From red we went back to 2 more full bodied whites – the Domaine Alain Normand Vieille Viognes 2009 (Mâcon-La-Roche-Vineuse) which complemented the laquered pork and polenta dish beautifully and the Cave de Lugny, les Charmes 2010 (Mâcon-Lugny) which was paired with a salmon and fresh cheese dill macaroon.
We also tried two very lovely desert wines, with excellent acidity and lovely concentrated flavours, however because Mâcon is generally seen as a dry appellation I prefer not to elaborate on these wines here.The event impressed me as it really showed off the diverse and fruit friendly character of the Mâcon wines. From the above you can see we tried a variety of dishes which all paired well with the wines. This inspired me to try a different pairing at home and I am happy to say that the Les Vins de Vicky, Domaine Olivier Fichet Mâcon-Villages 2010 paired beautifully with the my risotto of oyster mushroom, courgette and chicken rubbed in a mixture of ground tumeric, coriander seed and cumin seed. I knew Miss Vicky had asked the Union Professionnel des Vins de Mâcon to help her make a selection, of which the final wine was chosen by a panel of wine writers, wine lovers and wine professionals. The result is a fresh, easy drinking wine which can be enjoyed on its own, and will pair well with a variety of dishes (such as my risotto). I had very happy guests who also really loved the cool Vicky Wine label

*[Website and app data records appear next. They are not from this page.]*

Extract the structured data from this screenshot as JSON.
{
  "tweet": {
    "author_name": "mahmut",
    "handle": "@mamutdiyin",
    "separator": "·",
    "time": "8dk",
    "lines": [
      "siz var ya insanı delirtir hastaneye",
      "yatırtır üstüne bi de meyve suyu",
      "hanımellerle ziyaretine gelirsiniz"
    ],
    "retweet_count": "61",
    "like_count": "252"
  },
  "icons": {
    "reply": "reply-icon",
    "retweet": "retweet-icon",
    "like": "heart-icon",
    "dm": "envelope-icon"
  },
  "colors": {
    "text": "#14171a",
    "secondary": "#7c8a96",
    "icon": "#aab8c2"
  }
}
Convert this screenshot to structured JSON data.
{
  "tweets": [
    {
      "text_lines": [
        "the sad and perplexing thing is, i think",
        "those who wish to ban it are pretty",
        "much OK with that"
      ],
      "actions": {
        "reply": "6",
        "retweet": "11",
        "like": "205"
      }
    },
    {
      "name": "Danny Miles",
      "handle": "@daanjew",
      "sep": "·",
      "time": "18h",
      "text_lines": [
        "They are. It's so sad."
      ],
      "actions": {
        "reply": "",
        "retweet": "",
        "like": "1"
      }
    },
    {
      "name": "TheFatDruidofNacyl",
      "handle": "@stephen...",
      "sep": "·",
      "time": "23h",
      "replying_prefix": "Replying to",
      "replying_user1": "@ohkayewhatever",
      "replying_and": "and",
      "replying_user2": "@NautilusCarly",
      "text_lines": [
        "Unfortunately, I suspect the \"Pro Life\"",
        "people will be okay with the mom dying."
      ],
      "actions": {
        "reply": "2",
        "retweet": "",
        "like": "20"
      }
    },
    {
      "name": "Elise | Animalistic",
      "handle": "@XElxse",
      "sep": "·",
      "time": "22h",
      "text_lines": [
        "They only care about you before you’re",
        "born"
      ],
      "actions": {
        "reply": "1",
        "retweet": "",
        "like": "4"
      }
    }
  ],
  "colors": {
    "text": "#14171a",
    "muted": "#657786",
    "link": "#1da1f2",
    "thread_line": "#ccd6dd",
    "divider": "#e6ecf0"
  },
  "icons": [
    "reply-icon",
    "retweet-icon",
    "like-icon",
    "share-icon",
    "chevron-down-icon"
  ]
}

Based on all of the above, I can highly recommend a Mâcon, white or red, as a a safe bet to take to a dinner party as the wines really over deliver and are an excellent price/quality purchase! And remember to share your favourite pairings with us here at Vinogusto